Considered the strongest player on the Redskins' roster, Stephen Paea has also been showcasing his quickness early in his first training camp with the team.
Stephen Paea remembers when all his work with Joe Kim clicked, and it didn't come right away.
The former Chicago Bear, who was signed by the Redskins this offseason, had the strength as evident by his record-breaking NFL Combine showing in 2011.
What Kim, now the Redskins' assistant strength and conditioning coach, helped with was getting Paea better suited in getting through offensive lines with his hand placement.
Paea said it took a while Kim's hand drills to click for him last season, and tells the same story to some of his "frustrated" teammates along the defensive line.
"I told them that didn't hit me until game two in the season," Paea said. "I'm talking about game two in like September, October. It didn't hit me until then. Now it's only like August, so these guys have to keep doing this, because what you guys want to do is get reps, and obviously they listen."
Paea said he can vouch for Kim's influence.
"He knows his stuff, but I'm starting to get back into it [during training camp] so it felt good, trying to do my thing, trying to show them that it's still working," he said.
The Oregon State product comes to the Redskins fresh off a career season in which he recorded a career-high 6.5 sacks at the defensive tackle position.
While Paea will probably still see action in the interior, he's been working mostly at defensive end with the Redskins during training camp.
He admitted one of the main reasons he signed in Washington was the opportunity for isolated matchups on the outside.
During the offseason, he made sure to get his body right for the workload.
Check out images of veteran defensive end Stephen Paea during his first few months with the Washington Redskins.
"I dropped some weight, ten pounds less than Chicago," he said. "I feel like our defense is all about getting off the ball, and strike the O-line. With my weight, if I get off the ball, it only needs two seconds to go through those double teams. If I play it strong our linebackers can come up and take the double team and make it work."
Paea said an effective pass rush is becoming increasingly critical as NFL offenses become more and more pass happy.
"You've got to get edges, you've got to get around the O-line," he said. "So that's my biggest goal, coming in here with all the 1-on-1s, I've got to beat him. If I beat him 60, 70 percent out of 100 that's a big plus for us, because all you need is that one big play, sack, fumble, that's all you need to change the game."
Don't worry, though, head coach Jay Gruden believes Paea is still "our strongest player."

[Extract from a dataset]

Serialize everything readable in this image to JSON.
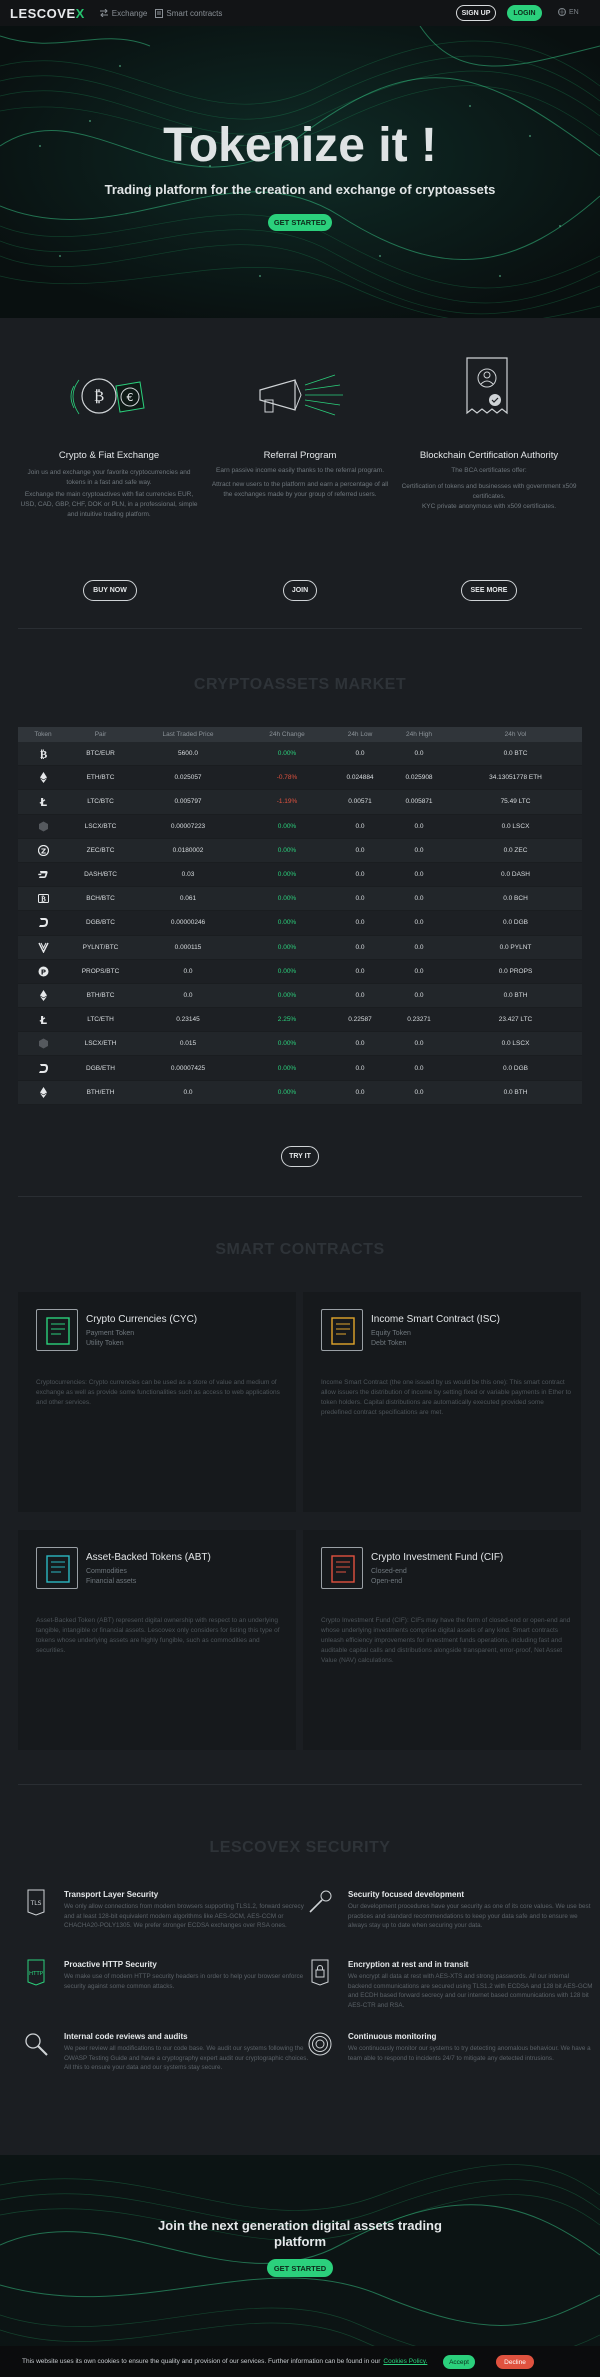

"He is very good in the weight room. He and [head strength and conditioning coach] Mike Clark go back there -- were together in Chicago -- and exceptional in the weight room," Gruden said. "And it carries over on the field. He's got great work ethic and he plays very hard. So to add him in the mix as a rotational guy with [Jason] Hatcher and Terrance [Knighton] and [Chris] Baker and [Kedric] Golston and all those guys – and Ricky Jean [Francois] – should give us a lot of depth and should keep us fresh."